Having gambled on Borgo Antico earlier in the day we felt lucky enough to try and repeat the trick. After scanning the uninspiring menu boards of several restaurants, a small place up a side street caught the eye. It offered only two set menus of meat and fish. If that’s all they do, we thought, it must be good. Piccolo Ristori is an unassuming place. Tucked discretely up Via Dottor Giuliani you could be forgiven for overlooking it in favour of some of the more polished looking spots on the main drag. And that would be a shame because you’d be missing out on some simple, tasty, if unspectacular food.
We both went for the meat set menu which kicked off with bruschetta. Thick, crusty bread with that familiar topping of chopped tomatoes and basil leaves. This was served alongside a generous portion of ricotta and grilled, salted courgettes. The ricotta was creamy yet light while the courgette ribbons had a smoky char to them from the grill. I could certainly have eaten more. Probably for the best that I didn’t, because next up was orecchiette bolognese. I’ve no idea if this is considered to be the “correct” pasta for bolognese, but I don’t really care. It worked well and the little discs of springy pasta formed pools for meat and sauce to mingle. The ragu was rich with a pleasingly deep tomato flavour. Not a home run by any means but an above average bolognese. Next we had the ominously vague “carne alla griglia”, or grilled meat. The meat in question turned out to be veal, thinly sliced, well seasoned and seared to perfection. Served with a lemon wedge it was simplicity itself but no less tasty for it. The accompanying dressed salad was unremarkable and sat on the table sadly neglected. It’s fair to say that this was a meal to be judged as a whole. There were no stand out elements but it was a series of consistently decent dishes served efficiently if not all that cheerfully for the bargain price of €16 per person, including wine.
Fed and watered once again we rolled back down the hill, past a now brightly illuminated Pizzomunno to the Hotel Cristalda. A workaday hotel with a comfortable bed, guest parking and a great location, it was good value and did all that we required of it. Vieste had been good to us and I could happily have spent another day here, but the road was calling once again. Tomorrow we’d head further south and inland, to Alberobello, smurf houses and a million Japanese tourists.

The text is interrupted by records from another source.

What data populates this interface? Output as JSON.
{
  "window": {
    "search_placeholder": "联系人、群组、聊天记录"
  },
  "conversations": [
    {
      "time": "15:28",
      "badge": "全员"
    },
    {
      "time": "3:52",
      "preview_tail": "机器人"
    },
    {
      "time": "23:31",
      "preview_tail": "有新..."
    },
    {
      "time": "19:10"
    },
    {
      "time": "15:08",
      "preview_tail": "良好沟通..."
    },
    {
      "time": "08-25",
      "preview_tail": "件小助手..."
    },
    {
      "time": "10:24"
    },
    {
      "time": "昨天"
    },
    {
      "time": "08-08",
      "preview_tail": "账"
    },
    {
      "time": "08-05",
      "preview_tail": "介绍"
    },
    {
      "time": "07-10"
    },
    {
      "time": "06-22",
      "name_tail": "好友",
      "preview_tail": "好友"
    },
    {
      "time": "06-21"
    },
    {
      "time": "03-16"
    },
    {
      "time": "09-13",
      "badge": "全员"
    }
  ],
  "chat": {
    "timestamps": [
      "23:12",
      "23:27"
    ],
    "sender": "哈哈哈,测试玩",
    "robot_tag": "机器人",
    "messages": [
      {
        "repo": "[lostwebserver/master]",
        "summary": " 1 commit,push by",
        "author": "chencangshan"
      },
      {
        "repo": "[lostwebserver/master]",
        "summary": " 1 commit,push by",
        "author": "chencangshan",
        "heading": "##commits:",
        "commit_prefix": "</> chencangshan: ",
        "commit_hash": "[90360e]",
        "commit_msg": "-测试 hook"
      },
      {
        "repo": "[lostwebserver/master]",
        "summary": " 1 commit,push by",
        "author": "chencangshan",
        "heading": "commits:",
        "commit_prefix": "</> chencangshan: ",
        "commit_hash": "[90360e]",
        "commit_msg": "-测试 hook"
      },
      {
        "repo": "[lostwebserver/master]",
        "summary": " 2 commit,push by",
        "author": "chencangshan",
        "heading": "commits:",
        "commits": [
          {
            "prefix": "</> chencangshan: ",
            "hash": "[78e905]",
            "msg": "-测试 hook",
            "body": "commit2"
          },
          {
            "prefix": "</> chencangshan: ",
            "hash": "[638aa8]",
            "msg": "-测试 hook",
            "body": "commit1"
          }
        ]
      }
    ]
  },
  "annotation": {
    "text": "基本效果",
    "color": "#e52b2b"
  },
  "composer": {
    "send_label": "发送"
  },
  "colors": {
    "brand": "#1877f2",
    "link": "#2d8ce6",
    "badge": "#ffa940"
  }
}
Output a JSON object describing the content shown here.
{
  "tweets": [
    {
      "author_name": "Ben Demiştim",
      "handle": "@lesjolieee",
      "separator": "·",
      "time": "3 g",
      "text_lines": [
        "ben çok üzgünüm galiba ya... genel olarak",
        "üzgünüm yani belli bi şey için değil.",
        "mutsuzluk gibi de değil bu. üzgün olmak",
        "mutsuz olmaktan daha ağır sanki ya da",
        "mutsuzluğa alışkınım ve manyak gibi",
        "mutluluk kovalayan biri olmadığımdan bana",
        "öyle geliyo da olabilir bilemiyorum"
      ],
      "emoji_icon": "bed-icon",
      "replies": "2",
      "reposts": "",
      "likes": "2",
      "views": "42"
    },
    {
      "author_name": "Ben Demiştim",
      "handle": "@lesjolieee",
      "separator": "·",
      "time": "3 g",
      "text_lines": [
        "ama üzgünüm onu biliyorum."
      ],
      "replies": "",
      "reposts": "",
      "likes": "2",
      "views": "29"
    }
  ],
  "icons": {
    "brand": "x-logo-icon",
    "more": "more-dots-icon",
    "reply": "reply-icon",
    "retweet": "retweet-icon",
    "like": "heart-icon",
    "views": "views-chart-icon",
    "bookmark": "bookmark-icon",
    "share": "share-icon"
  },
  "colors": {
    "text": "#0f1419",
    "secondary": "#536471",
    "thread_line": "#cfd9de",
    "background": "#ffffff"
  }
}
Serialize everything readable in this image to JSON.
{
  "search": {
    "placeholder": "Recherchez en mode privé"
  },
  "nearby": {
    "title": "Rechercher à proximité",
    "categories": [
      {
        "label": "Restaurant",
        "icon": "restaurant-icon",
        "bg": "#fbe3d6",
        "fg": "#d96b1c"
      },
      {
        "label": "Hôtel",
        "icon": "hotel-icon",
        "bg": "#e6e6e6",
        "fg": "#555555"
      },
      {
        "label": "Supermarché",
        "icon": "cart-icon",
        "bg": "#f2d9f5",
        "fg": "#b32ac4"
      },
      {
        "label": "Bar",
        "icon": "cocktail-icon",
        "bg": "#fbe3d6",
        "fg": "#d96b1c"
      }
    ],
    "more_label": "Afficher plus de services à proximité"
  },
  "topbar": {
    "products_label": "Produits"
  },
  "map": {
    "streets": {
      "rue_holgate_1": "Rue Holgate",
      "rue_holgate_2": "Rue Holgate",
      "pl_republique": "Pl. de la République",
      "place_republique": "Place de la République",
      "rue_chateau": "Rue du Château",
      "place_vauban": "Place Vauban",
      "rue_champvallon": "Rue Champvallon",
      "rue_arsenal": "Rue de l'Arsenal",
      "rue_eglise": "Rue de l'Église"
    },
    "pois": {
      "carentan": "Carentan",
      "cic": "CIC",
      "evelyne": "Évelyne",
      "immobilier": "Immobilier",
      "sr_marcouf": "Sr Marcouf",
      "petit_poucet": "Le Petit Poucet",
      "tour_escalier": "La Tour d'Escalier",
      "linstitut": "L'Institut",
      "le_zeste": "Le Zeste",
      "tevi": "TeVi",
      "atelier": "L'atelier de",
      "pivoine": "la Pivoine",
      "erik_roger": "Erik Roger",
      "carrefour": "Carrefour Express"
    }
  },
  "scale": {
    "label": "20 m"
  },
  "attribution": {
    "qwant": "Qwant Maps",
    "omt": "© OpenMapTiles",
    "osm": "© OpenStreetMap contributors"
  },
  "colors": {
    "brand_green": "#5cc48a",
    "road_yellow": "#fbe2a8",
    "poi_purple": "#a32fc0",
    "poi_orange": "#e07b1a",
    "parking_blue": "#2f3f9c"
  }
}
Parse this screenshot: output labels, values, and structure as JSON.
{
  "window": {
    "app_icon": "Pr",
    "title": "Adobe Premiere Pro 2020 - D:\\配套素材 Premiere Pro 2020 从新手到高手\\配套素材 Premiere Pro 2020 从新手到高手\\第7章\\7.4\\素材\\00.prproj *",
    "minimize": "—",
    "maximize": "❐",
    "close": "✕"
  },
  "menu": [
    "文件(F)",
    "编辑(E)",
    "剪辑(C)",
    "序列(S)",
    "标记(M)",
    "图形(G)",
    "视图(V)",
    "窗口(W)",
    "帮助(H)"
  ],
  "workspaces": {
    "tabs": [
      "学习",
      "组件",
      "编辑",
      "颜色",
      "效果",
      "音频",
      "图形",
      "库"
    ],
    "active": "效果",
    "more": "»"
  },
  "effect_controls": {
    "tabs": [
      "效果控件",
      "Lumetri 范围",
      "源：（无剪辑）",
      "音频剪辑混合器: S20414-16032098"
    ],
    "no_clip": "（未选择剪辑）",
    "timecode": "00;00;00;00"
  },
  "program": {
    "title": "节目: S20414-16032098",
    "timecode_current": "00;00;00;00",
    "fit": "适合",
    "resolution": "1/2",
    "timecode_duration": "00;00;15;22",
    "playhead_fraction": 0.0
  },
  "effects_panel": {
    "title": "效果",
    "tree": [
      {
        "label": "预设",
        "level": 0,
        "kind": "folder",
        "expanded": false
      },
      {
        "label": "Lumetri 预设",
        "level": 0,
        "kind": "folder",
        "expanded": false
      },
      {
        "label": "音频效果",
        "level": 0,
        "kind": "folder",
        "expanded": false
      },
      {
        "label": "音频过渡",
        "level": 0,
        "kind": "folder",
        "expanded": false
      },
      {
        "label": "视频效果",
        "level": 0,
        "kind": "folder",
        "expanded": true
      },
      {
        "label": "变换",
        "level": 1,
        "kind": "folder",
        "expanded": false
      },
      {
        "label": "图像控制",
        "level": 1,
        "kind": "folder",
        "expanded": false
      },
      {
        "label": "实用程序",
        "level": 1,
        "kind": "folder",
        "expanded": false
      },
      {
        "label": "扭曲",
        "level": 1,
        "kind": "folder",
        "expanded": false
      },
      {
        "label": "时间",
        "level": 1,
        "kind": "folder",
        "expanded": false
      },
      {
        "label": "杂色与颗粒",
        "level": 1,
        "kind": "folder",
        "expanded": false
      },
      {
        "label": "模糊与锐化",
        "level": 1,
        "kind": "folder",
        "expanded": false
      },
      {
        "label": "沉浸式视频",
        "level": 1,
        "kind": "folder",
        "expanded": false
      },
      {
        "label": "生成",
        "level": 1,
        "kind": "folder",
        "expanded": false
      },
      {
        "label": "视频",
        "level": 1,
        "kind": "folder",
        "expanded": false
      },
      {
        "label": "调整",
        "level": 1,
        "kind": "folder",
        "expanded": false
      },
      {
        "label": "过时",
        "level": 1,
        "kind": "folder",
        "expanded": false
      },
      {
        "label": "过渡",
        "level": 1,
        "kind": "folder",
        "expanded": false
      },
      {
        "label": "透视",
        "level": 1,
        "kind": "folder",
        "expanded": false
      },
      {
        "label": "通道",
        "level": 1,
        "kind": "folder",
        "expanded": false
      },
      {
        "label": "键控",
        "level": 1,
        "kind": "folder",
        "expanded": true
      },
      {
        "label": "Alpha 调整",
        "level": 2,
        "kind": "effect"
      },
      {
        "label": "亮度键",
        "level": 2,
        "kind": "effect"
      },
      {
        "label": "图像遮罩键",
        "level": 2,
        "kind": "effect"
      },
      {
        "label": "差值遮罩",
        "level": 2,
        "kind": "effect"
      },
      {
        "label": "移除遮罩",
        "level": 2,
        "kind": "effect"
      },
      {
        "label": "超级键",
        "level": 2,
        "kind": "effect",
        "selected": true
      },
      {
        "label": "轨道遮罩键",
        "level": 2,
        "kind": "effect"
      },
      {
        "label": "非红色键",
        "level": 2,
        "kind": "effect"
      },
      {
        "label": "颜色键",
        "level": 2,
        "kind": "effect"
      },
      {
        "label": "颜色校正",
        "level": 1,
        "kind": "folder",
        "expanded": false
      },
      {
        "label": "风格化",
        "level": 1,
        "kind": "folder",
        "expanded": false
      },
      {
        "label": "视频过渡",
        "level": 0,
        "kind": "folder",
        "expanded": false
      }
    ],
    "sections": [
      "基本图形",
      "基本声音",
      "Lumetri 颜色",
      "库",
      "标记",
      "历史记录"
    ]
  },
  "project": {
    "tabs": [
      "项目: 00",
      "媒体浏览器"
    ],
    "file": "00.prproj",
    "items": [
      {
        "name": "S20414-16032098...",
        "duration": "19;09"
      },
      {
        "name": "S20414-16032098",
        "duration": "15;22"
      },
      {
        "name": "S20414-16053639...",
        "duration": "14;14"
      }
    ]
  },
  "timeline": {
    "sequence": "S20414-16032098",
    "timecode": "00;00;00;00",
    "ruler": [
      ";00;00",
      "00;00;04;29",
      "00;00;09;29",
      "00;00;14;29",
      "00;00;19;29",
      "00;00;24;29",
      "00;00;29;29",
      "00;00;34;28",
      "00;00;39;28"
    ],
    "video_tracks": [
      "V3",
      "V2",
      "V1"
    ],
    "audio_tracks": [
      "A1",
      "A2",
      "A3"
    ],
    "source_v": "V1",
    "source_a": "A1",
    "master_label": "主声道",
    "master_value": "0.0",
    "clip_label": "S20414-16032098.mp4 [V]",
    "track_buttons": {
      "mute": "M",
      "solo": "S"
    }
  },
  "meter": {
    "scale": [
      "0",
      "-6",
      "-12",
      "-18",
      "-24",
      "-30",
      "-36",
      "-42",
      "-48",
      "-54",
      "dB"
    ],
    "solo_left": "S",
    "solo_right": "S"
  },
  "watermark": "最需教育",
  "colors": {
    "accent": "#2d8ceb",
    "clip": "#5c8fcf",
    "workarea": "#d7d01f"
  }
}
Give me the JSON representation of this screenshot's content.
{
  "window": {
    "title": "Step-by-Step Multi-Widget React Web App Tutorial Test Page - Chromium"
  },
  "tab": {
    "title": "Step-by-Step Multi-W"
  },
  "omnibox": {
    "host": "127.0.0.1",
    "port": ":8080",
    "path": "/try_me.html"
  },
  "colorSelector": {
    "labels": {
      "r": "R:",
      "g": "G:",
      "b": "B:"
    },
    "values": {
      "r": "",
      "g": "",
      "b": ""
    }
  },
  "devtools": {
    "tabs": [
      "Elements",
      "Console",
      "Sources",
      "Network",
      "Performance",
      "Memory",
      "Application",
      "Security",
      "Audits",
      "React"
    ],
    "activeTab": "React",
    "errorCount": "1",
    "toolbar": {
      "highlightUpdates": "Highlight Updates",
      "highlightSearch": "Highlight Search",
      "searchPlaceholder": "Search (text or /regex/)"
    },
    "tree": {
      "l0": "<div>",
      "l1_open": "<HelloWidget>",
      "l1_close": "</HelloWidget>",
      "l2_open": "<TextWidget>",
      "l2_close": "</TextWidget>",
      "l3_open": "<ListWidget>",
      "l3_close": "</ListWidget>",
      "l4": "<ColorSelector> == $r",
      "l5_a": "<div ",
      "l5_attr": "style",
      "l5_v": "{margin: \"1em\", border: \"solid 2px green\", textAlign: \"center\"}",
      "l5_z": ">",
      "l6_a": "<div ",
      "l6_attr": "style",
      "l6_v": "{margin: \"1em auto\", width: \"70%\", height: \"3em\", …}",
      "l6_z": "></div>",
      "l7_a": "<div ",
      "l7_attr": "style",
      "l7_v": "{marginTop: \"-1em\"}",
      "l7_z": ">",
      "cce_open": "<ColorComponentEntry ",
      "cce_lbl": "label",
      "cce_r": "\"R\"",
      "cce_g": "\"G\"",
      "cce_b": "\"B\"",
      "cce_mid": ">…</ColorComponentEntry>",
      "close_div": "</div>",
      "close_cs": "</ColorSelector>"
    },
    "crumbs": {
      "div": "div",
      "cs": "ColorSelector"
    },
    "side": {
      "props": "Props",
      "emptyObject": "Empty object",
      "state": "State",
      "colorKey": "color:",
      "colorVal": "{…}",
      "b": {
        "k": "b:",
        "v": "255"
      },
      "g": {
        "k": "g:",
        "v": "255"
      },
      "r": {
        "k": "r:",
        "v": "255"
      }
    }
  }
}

Via Giovanni Giolitti, 8
71019 Vieste FG, Italy
+39 0884 708296
Ristorante Pizzeria Borgo Antico
Via Cesare Battisti, 11
71019 Vieste FG, Italy
Via Dottor Giuliani, 9
71019 Vieste FG, Italy